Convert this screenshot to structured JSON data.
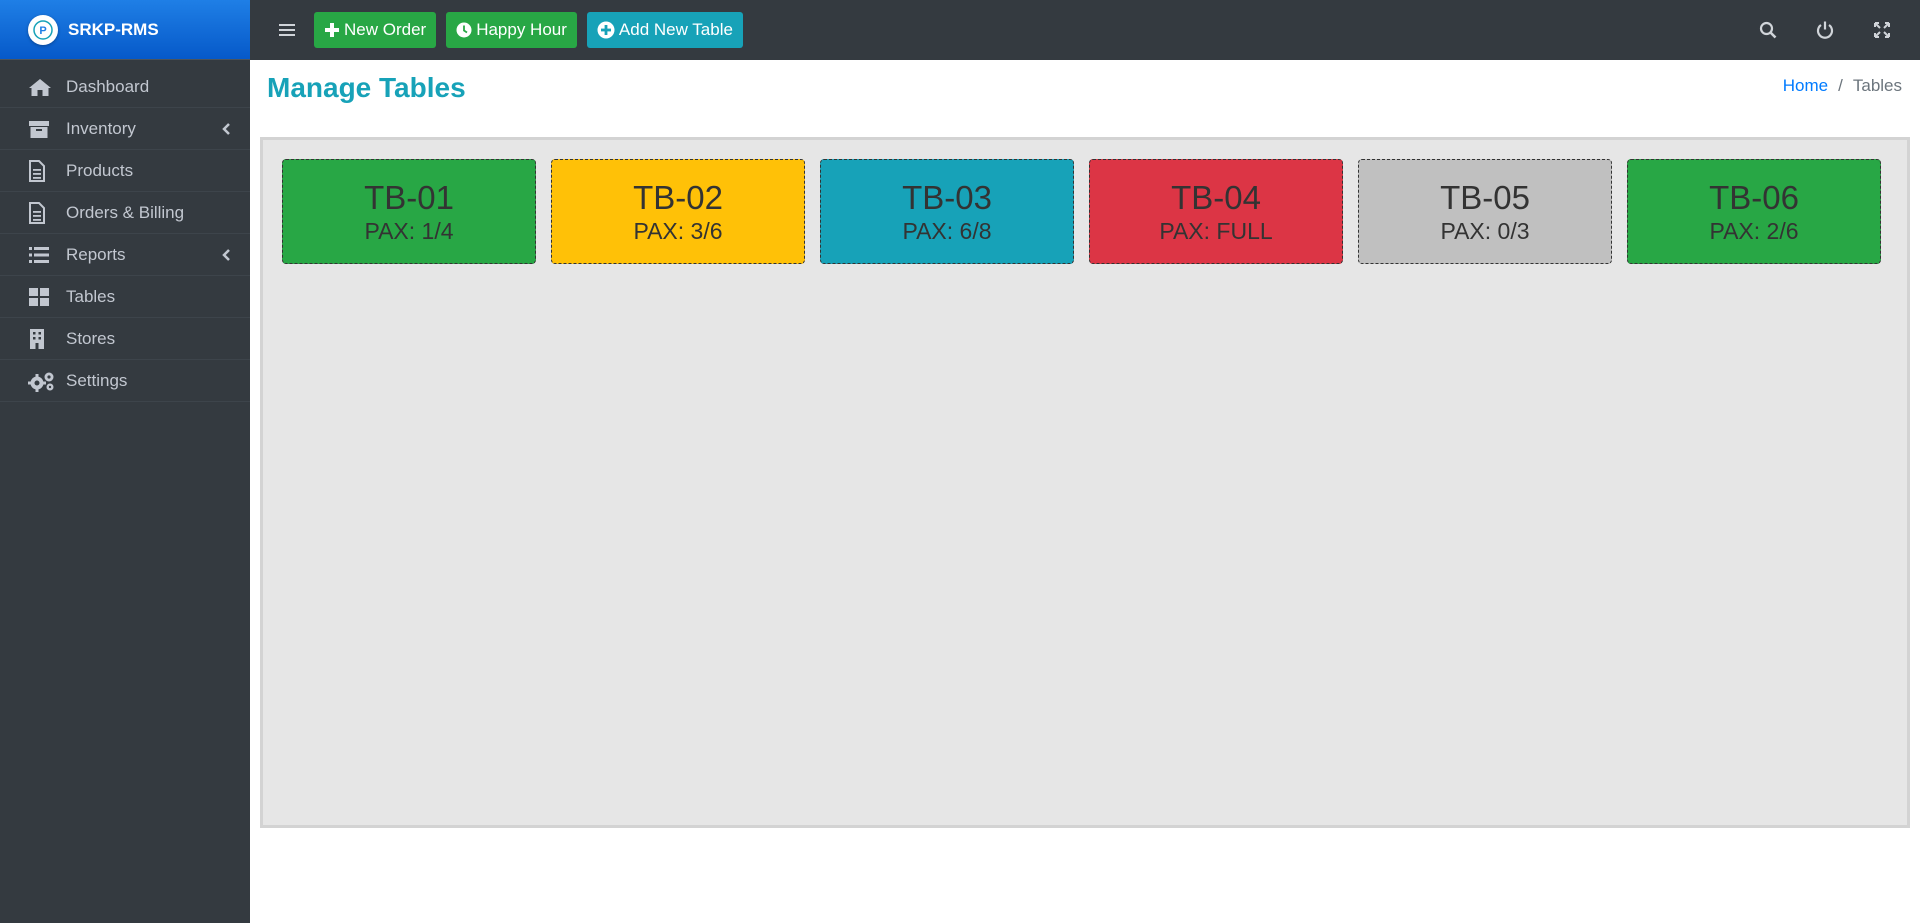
{
  "app": {
    "brand": "SRKP-RMS"
  },
  "sidebar": {
    "items": [
      {
        "label": "Dashboard",
        "icon": "home-icon",
        "has_caret": false
      },
      {
        "label": "Inventory",
        "icon": "archive-icon",
        "has_caret": true
      },
      {
        "label": "Products",
        "icon": "file-icon",
        "has_caret": false
      },
      {
        "label": "Orders & Billing",
        "icon": "file-icon",
        "has_caret": false
      },
      {
        "label": "Reports",
        "icon": "list-icon",
        "has_caret": true
      },
      {
        "label": "Tables",
        "icon": "grid-icon",
        "has_caret": false
      },
      {
        "label": "Stores",
        "icon": "building-icon",
        "has_caret": false
      },
      {
        "label": "Settings",
        "icon": "gears-icon",
        "has_caret": false
      }
    ]
  },
  "toolbar": {
    "new_order": "New Order",
    "happy_hour": "Happy Hour",
    "add_table": "Add New Table"
  },
  "page": {
    "title": "Manage Tables",
    "breadcrumb": {
      "home": "Home",
      "separator": "/",
      "current": "Tables"
    }
  },
  "tables": [
    {
      "name": "TB-01",
      "pax": "PAX: 1/4",
      "color": "#28a745"
    },
    {
      "name": "TB-02",
      "pax": "PAX: 3/6",
      "color": "#ffc107"
    },
    {
      "name": "TB-03",
      "pax": "PAX: 6/8",
      "color": "#17a2b8"
    },
    {
      "name": "TB-04",
      "pax": "PAX: FULL",
      "color": "#dc3545"
    },
    {
      "name": "TB-05",
      "pax": "PAX: 0/3",
      "color": "#c0c0c0"
    },
    {
      "name": "TB-06",
      "pax": "PAX: 2/6",
      "color": "#28a745"
    }
  ],
  "colors": {
    "sidebar_bg": "#343a40",
    "brand_bg": "#0659c9",
    "accent": "#17a2b8",
    "success": "#28a745"
  }
}
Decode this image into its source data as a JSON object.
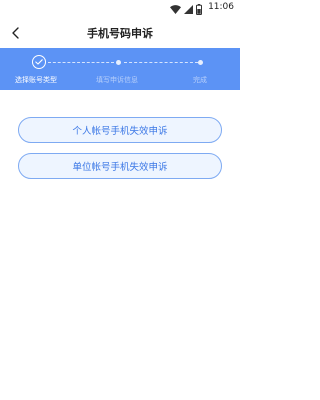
{
  "status_bar": {
    "time": "11:06",
    "icons": [
      "wifi-icon",
      "signal-icon",
      "battery-icon"
    ]
  },
  "header": {
    "title": "手机号码申诉",
    "back_icon": "chevron-left-icon"
  },
  "steps": [
    {
      "label": "选择账号类型",
      "state": "done"
    },
    {
      "label": "填写申诉信息",
      "state": "pending"
    },
    {
      "label": "完成",
      "state": "pending"
    }
  ],
  "options": [
    {
      "label": "个人帐号手机失效申诉"
    },
    {
      "label": "单位帐号手机失效申诉"
    }
  ],
  "colors": {
    "accent": "#5c93f5",
    "button_bg": "#eef5ff",
    "button_border": "#7eaaf2",
    "button_text": "#3c78e6"
  }
}
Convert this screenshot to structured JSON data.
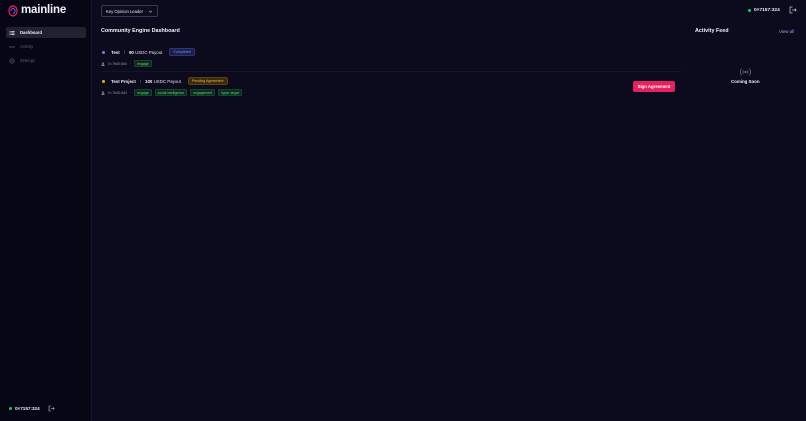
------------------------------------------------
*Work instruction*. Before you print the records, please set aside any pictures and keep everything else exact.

*Solution to this problem*.
Convert this screenshot to structured JSON data.
{
  "app": {
    "brand": "SRKP-RMS"
  },
  "sidebar": {
    "items": [
      {
        "label": "Dashboard",
        "icon": "home-icon",
        "has_caret": false
      },
      {
        "label": "Inventory",
        "icon": "archive-icon",
        "has_caret": true
      },
      {
        "label": "Products",
        "icon": "file-icon",
        "has_caret": false
      },
      {
        "label": "Orders & Billing",
        "icon": "file-icon",
        "has_caret": false
      },
      {
        "label": "Reports",
        "icon": "list-icon",
        "has_caret": true
      },
      {
        "label": "Tables",
        "icon": "grid-icon",
        "has_caret": false
      },
      {
        "label": "Stores",
        "icon": "building-icon",
        "has_caret": false
      },
      {
        "label": "Settings",
        "icon": "gears-icon",
        "has_caret": false
      }
    ]
  },
  "toolbar": {
    "new_order": "New Order",
    "happy_hour": "Happy Hour",
    "add_table": "Add New Table"
  },
  "page": {
    "title": "Manage Tables",
    "breadcrumb": {
      "home": "Home",
      "separator": "/",
      "current": "Tables"
    }
  },
  "tables": [
    {
      "name": "TB-01",
      "pax": "PAX: 1/4",
      "color": "#28a745"
    },
    {
      "name": "TB-02",
      "pax": "PAX: 3/6",
      "color": "#ffc107"
    },
    {
      "name": "TB-03",
      "pax": "PAX: 6/8",
      "color": "#17a2b8"
    },
    {
      "name": "TB-04",
      "pax": "PAX: FULL",
      "color": "#dc3545"
    },
    {
      "name": "TB-05",
      "pax": "PAX: 0/3",
      "color": "#c0c0c0"
    },
    {
      "name": "TB-06",
      "pax": "PAX: 2/6",
      "color": "#28a745"
    }
  ],
  "colors": {
    "sidebar_bg": "#343a40",
    "brand_bg": "#0659c9",
    "accent": "#17a2b8",
    "success": "#28a745"
  }
}
Decode this image into its source data as a JSON object.
{
  "status_bar": {
    "time": "11:06",
    "icons": [
      "wifi-icon",
      "signal-icon",
      "battery-icon"
    ]
  },
  "header": {
    "title": "手机号码申诉",
    "back_icon": "chevron-left-icon"
  },
  "steps": [
    {
      "label": "选择账号类型",
      "state": "done"
    },
    {
      "label": "填写申诉信息",
      "state": "pending"
    },
    {
      "label": "完成",
      "state": "pending"
    }
  ],
  "options": [
    {
      "label": "个人帐号手机失效申诉"
    },
    {
      "label": "单位帐号手机失效申诉"
    }
  ],
  "colors": {
    "accent": "#5c93f5",
    "button_bg": "#eef5ff",
    "button_border": "#7eaaf2",
    "button_text": "#3c78e6"
  }
}
Convert this screenshot to structured JSON data.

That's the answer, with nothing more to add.